Back to the madness happening in South Africa. Both the people and the government are yet to satisfactorily condemn the killings of other nationals in their country. All they have been saying is that they are uncomfortable with the large number of foreigners that have reportedly taken over control of their economy. Where else in the world except crazy South Africa do immigration control measures include the killing of foreign investors and entrepreneurs? Painfully, amidst this heinous crime against humanity, there are Nigerian rationalists, who are prepared to apportion blames to Nigerians who are allegedly in South Africa unlawfully. There are others who are prepared to swear that no law-abiding people are among those attacked. According to them, it is drug peddlers and supplies who deserve their fate that are in trouble. No one remembers that South Africa has had a robust drug law as far back as 1928. Could it be that the criminals going from house to house to kill supposed drug barons are part of the due process of law in that country?
Having established the point that international diplomacy is premised on reciprocity, it is hard to fault the current reactions by Nigerians. The argument that wrong people may become victims and that government must not allow hoodlums to take over the subject beg the point. Is it not hoodlums that are killing people in South Africa? If from what we hear the said hoodlums are engaged in indiscriminate and barbaric burning of people to death, who says there are no wrong people among their victims? The only reason the ‘tit for tat’ policy may not have the same impact is because South African investments in Nigeria are allegedly co-owned by dubious but highly placed Nigerians. The other obvious reason is because South Africans in Nigeria are just too few compared to the large Nigerian tourists who visit South Africa every other day.

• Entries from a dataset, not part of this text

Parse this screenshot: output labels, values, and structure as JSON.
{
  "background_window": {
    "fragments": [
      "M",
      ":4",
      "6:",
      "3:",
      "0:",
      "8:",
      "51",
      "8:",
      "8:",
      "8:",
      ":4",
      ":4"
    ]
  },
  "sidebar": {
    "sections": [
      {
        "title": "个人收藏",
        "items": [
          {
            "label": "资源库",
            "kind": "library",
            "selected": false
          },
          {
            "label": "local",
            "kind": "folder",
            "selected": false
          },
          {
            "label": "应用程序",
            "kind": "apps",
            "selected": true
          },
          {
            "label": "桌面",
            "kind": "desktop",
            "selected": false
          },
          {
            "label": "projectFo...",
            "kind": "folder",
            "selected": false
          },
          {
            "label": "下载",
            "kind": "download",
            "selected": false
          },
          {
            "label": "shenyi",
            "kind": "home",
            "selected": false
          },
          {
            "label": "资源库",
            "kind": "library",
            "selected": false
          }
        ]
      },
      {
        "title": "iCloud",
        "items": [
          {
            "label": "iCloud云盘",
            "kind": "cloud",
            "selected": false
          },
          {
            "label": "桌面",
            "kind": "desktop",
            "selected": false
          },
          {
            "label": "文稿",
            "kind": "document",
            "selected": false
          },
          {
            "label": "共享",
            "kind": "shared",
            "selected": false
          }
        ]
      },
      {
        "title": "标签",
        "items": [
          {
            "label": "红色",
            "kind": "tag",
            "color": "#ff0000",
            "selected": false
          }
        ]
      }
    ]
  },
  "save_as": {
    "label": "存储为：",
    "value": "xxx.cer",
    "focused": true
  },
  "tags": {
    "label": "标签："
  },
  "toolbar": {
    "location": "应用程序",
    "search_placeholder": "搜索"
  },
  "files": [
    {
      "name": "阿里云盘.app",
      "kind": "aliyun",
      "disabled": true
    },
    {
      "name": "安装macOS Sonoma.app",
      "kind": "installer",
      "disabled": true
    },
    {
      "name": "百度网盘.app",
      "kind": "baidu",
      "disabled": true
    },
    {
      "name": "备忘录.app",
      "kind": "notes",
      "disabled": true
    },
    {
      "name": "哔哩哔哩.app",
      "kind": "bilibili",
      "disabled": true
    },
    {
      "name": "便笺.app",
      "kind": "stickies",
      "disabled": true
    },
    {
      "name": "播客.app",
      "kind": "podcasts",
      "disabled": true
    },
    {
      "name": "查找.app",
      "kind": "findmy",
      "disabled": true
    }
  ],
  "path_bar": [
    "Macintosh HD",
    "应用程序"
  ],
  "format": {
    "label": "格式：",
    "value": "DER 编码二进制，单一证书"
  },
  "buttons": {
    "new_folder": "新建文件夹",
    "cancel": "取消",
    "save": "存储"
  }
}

Perhaps what our leaders can do at this point is to be making some noise that might give the impression that something may be done by Nigeria. We have since started that. Indeed, an envoy we hear, has gone to South Africa to gather all the facts; two days after that, we shall consider calling our Ambassador from there to come and corroborate if possible, the story gathered by the envoy. In the meantime, maybe we can listen to those who urge Nigerians ‘to boycott South African goods and services to protest the killings of Nigerians and other nationals living in that country.